**THE TASK**
The number of lines in the entries below holding the word "title" is all that is needed here.

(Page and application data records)
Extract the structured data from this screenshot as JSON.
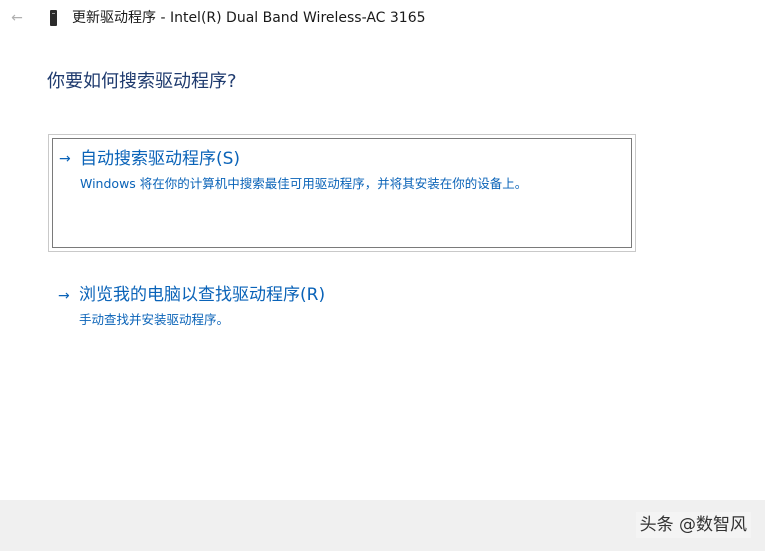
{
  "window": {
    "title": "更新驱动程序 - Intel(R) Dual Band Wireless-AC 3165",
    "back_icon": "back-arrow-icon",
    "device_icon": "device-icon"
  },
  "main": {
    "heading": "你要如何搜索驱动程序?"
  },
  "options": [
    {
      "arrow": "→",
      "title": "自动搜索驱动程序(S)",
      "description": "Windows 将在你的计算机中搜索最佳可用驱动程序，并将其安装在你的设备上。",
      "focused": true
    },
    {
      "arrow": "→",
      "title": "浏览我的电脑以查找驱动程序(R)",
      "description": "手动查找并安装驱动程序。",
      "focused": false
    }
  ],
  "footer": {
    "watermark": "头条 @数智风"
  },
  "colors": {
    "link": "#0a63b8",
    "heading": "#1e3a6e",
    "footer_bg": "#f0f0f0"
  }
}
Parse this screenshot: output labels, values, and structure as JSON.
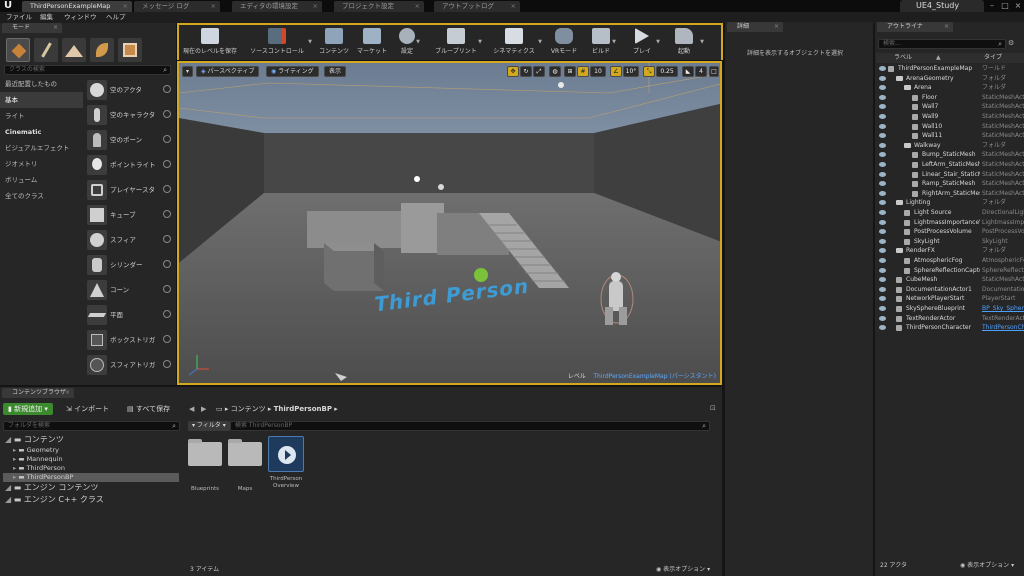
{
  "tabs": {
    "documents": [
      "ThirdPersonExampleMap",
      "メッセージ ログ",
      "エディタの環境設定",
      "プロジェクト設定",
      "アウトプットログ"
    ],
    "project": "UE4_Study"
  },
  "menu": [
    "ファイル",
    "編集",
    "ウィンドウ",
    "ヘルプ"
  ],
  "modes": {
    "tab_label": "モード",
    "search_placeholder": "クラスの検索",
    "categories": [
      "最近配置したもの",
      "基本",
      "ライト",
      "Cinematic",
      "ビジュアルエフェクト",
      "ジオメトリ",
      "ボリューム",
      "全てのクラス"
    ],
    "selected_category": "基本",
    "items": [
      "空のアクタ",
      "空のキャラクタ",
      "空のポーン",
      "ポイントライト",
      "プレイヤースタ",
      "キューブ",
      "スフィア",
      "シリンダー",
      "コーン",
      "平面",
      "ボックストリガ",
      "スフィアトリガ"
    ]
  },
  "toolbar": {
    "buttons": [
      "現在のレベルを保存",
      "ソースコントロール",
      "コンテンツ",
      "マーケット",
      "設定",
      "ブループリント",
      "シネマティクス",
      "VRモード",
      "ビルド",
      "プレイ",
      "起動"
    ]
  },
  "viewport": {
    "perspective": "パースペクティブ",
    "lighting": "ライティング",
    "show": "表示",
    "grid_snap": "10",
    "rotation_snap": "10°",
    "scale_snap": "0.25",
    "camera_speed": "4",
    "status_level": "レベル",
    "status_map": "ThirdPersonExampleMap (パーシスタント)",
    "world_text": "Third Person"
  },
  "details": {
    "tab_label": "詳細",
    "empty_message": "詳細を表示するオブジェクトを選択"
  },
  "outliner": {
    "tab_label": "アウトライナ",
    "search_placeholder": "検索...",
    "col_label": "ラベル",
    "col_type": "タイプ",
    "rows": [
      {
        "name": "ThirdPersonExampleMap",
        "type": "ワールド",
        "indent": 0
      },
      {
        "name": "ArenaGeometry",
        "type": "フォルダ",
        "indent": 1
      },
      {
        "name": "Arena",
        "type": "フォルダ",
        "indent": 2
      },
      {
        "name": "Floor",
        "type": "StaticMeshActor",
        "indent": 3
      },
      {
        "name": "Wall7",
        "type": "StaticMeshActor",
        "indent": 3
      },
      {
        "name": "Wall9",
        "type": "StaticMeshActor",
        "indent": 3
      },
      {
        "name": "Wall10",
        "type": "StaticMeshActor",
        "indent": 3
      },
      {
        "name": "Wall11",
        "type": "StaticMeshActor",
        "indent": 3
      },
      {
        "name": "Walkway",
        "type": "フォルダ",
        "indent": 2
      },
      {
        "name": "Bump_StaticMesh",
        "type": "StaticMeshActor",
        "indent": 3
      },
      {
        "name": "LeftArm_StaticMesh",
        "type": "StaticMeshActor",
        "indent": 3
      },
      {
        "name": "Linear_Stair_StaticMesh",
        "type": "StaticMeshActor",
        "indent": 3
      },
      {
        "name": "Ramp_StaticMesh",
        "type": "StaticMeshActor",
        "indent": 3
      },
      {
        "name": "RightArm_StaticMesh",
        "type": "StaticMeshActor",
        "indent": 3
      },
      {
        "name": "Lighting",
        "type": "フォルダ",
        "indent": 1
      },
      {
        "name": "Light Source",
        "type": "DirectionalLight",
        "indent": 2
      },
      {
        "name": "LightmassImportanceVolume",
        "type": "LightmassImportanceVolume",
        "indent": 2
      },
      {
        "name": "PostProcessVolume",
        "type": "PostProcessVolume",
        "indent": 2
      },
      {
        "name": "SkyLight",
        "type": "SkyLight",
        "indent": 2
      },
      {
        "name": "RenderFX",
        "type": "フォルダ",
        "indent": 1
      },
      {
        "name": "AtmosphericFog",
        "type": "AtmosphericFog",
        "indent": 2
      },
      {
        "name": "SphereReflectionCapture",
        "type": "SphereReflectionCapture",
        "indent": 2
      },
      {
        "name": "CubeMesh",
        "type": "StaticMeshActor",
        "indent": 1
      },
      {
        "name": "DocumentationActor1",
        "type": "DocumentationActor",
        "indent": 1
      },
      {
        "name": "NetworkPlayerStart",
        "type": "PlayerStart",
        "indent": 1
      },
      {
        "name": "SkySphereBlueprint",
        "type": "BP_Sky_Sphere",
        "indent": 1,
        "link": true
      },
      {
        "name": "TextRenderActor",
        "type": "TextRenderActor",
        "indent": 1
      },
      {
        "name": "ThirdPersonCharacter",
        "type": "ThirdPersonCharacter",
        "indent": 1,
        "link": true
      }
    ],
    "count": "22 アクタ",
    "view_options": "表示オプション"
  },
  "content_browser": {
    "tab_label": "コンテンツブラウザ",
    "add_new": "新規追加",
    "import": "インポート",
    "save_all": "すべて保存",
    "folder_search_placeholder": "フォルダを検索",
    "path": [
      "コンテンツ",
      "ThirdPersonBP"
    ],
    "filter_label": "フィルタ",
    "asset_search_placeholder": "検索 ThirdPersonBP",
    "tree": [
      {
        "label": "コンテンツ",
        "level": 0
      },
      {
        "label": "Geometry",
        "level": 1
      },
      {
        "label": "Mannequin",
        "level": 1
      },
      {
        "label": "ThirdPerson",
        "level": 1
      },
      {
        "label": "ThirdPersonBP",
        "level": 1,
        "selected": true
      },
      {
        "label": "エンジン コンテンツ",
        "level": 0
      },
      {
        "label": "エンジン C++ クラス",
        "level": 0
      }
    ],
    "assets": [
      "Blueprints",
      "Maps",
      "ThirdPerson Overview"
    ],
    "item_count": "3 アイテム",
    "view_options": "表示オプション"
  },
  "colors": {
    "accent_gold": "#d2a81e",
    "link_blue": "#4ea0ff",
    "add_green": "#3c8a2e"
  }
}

**EXERCISE OUTPUT**
3